Sunday, August 03, 2008

Wind won’t solve energy crisis

No it won't - but in conjunction with novel storage and state of the art transmission infrastructure - it would certainly help.
The disadvantage of wind-generated electricity is poor reliability because the weather doesn’t always cooperate. The most demanding need for energy is in the afternoons and during air-conditioned summers, but wind works best at night and during the other seasons, though intermittently. Even when the wind is blowing, it takes a 13 mph wind to power a large turbine.

Kansas has 364 megawatts of wind energy. But most of the year the wind is not blowing nearly hard enough to make 364 megawatts.

Last year wind generators nationally produced only 30 percent as much energy in a year as they would if they ran at full tilt, every hour of the year, a measure called “capacity factor.” Unlike nuclear power plants such as Wolf Creek, which achieve capacity factors of 90 percent or more, the wind operator cannot decide when the wind generator will run.

Texas has more wind energy than any other state, and bigger problems as a result.
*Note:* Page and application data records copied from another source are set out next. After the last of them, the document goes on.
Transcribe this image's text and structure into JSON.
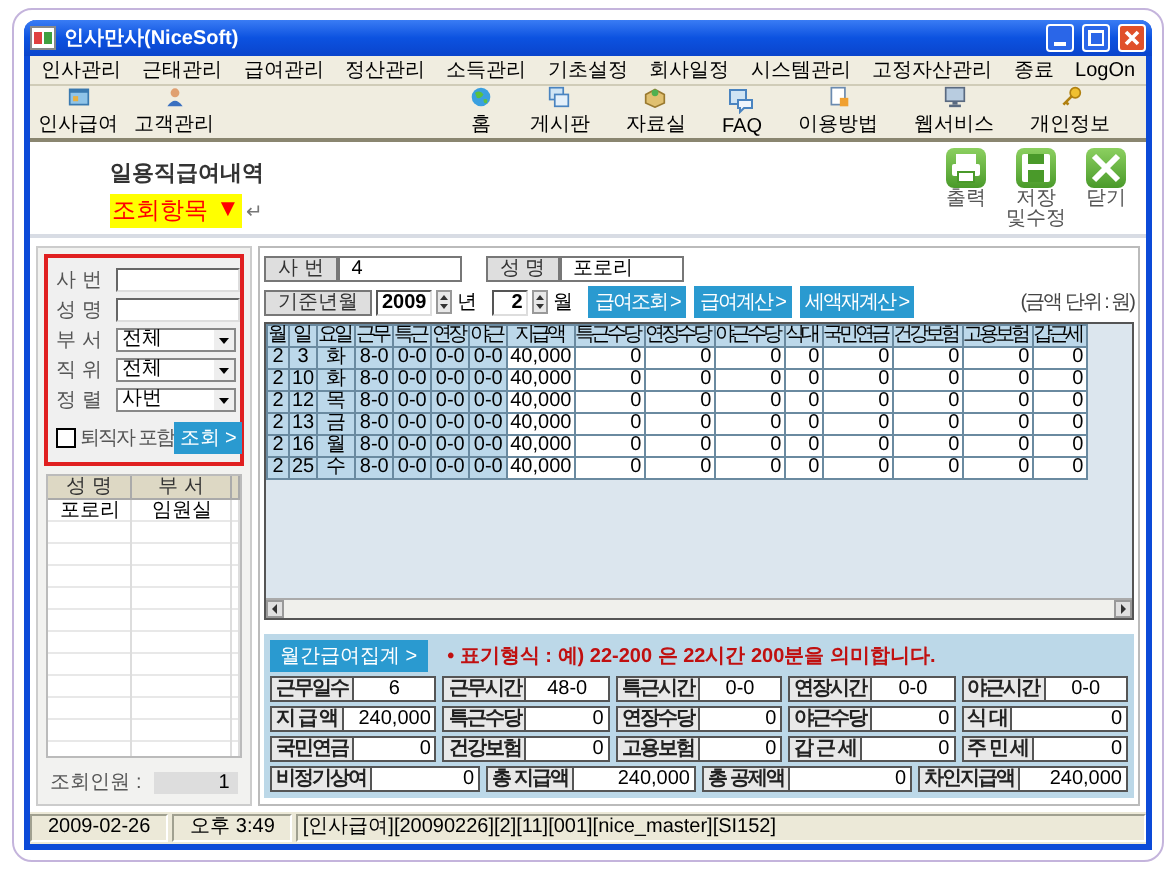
{
  "window": {
    "title": "인사만사(NiceSoft)"
  },
  "menu": [
    "인사관리",
    "근태관리",
    "급여관리",
    "정산관리",
    "소득관리",
    "기초설정",
    "회사일정",
    "시스템관리",
    "고정자산관리",
    "종료",
    "LogOn"
  ],
  "toolbar": {
    "left": [
      "인사급여",
      "고객관리"
    ],
    "right": [
      "홈",
      "게시판",
      "자료실",
      "FAQ",
      "이용방법",
      "웹서비스",
      "개인정보"
    ]
  },
  "page": {
    "title": "일용직급여내역",
    "section": "조회항목",
    "section_arrow": "▼",
    "return_mark": "↵"
  },
  "actions": [
    "출력",
    "저장 및수정",
    "닫기"
  ],
  "search": {
    "fields": [
      {
        "kind": "input",
        "label": "사 번"
      },
      {
        "kind": "input",
        "label": "성 명"
      },
      {
        "kind": "select",
        "label": "부 서",
        "value": "전체"
      },
      {
        "kind": "select",
        "label": "직 위",
        "value": "전체"
      },
      {
        "kind": "select",
        "label": "정 렬",
        "value": "사번"
      }
    ],
    "retired": {
      "label": "퇴직자 포함",
      "checked": false
    },
    "button": "조회 >"
  },
  "employees": {
    "columns": [
      "성 명",
      "부 서"
    ],
    "rows": [
      [
        "포로리",
        "임원실"
      ]
    ],
    "count_label": "조회인원 :",
    "count": "1"
  },
  "employee": [
    {
      "label": "사 번",
      "value": "4"
    },
    {
      "label": "성 명",
      "value": "포로리"
    }
  ],
  "period": {
    "label": "기준년월",
    "year": "2009",
    "year_unit": "년",
    "month": "2",
    "month_unit": "월",
    "buttons": [
      "급여조회 >",
      "급여계산 >",
      "세액재계산 >"
    ],
    "unit_note": "(금액 단위 : 원)"
  },
  "table": {
    "columns": [
      "월",
      "일",
      "요일",
      "근무",
      "특근",
      "연장",
      "야근",
      "지급액",
      "특근수당",
      "연장수당",
      "야근수당",
      "식대",
      "국민연금",
      "건강보험",
      "고용보험",
      "갑근세"
    ],
    "rows": [
      [
        "2",
        "3",
        "화",
        "8-0",
        "0-0",
        "0-0",
        "0-0",
        "40,000",
        "0",
        "0",
        "0",
        "0",
        "0",
        "0",
        "0",
        "0"
      ],
      [
        "2",
        "10",
        "화",
        "8-0",
        "0-0",
        "0-0",
        "0-0",
        "40,000",
        "0",
        "0",
        "0",
        "0",
        "0",
        "0",
        "0",
        "0"
      ],
      [
        "2",
        "12",
        "목",
        "8-0",
        "0-0",
        "0-0",
        "0-0",
        "40,000",
        "0",
        "0",
        "0",
        "0",
        "0",
        "0",
        "0",
        "0"
      ],
      [
        "2",
        "13",
        "금",
        "8-0",
        "0-0",
        "0-0",
        "0-0",
        "40,000",
        "0",
        "0",
        "0",
        "0",
        "0",
        "0",
        "0",
        "0"
      ],
      [
        "2",
        "16",
        "월",
        "8-0",
        "0-0",
        "0-0",
        "0-0",
        "40,000",
        "0",
        "0",
        "0",
        "0",
        "0",
        "0",
        "0",
        "0"
      ],
      [
        "2",
        "25",
        "수",
        "8-0",
        "0-0",
        "0-0",
        "0-0",
        "40,000",
        "0",
        "0",
        "0",
        "0",
        "0",
        "0",
        "0",
        "0"
      ]
    ]
  },
  "summary": {
    "button": "월간급여집계 >",
    "note": "• 표기형식 : 예) 22-200 은 22시간 200분을 의미합니다.",
    "rows": [
      [
        {
          "label": "근무일수",
          "value": "6"
        },
        {
          "label": "근무시간",
          "value": "48-0"
        },
        {
          "label": "특근시간",
          "value": "0-0"
        },
        {
          "label": "연장시간",
          "value": "0-0"
        },
        {
          "label": "야근시간",
          "value": "0-0"
        }
      ],
      [
        {
          "label": "지 급 액",
          "value": "240,000"
        },
        {
          "label": "특근수당",
          "value": "0"
        },
        {
          "label": "연장수당",
          "value": "0"
        },
        {
          "label": "야근수당",
          "value": "0"
        },
        {
          "label": "식 대",
          "value": "0"
        }
      ],
      [
        {
          "label": "국민연금",
          "value": "0"
        },
        {
          "label": "건강보험",
          "value": "0"
        },
        {
          "label": "고용보험",
          "value": "0"
        },
        {
          "label": "갑 근 세",
          "value": "0"
        },
        {
          "label": "주 민 세",
          "value": "0"
        }
      ],
      [
        {
          "label": "비정기상여",
          "value": "0"
        },
        {
          "label": "총 지급액",
          "value": "240,000"
        },
        {
          "label": "총 공제액",
          "value": "0"
        },
        {
          "label": "차인지급액",
          "value": "240,000"
        }
      ]
    ]
  },
  "status_bar": [
    "2009-02-26",
    "오후 3:49",
    "[인사급여][20090226][2][11][001][nice_master][SI152]"
  ]
}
Last year the Electric Reliability Council of Texas said that wind power could be counted on as being reliable only 8.7 percent of the time during periods of peak demand. The rest of the time electric utilities were forced to use backup power generation, usually high-priced natural gas.

During a summer heat spell two years ago in California, another state with a lot of wind energy, wind generators operated at only 5 percent of capacity or less, setting off a Level 1 emergency in which people were asked to conserve power by using less air conditioning. Blackouts were barely averted when utilities decided to use gas turbines to provide emergency power.

Another problem with wind farms is their location. Where the wind is best is often hundreds of miles from cities that most need the power, so high-cost transmission lines must be built to transmit the electricity.
Instead of fantasizing about homes outfitted with Nocera electrolysis systems, the effort should be directed toward deployment of industrial scale hydrox plants that can safely handle the hydrogen, compress it, liquify it, and burn it as a useful clean energy transport and storage medium during non-peak production periods from equally clean solar and wind based energy production sources.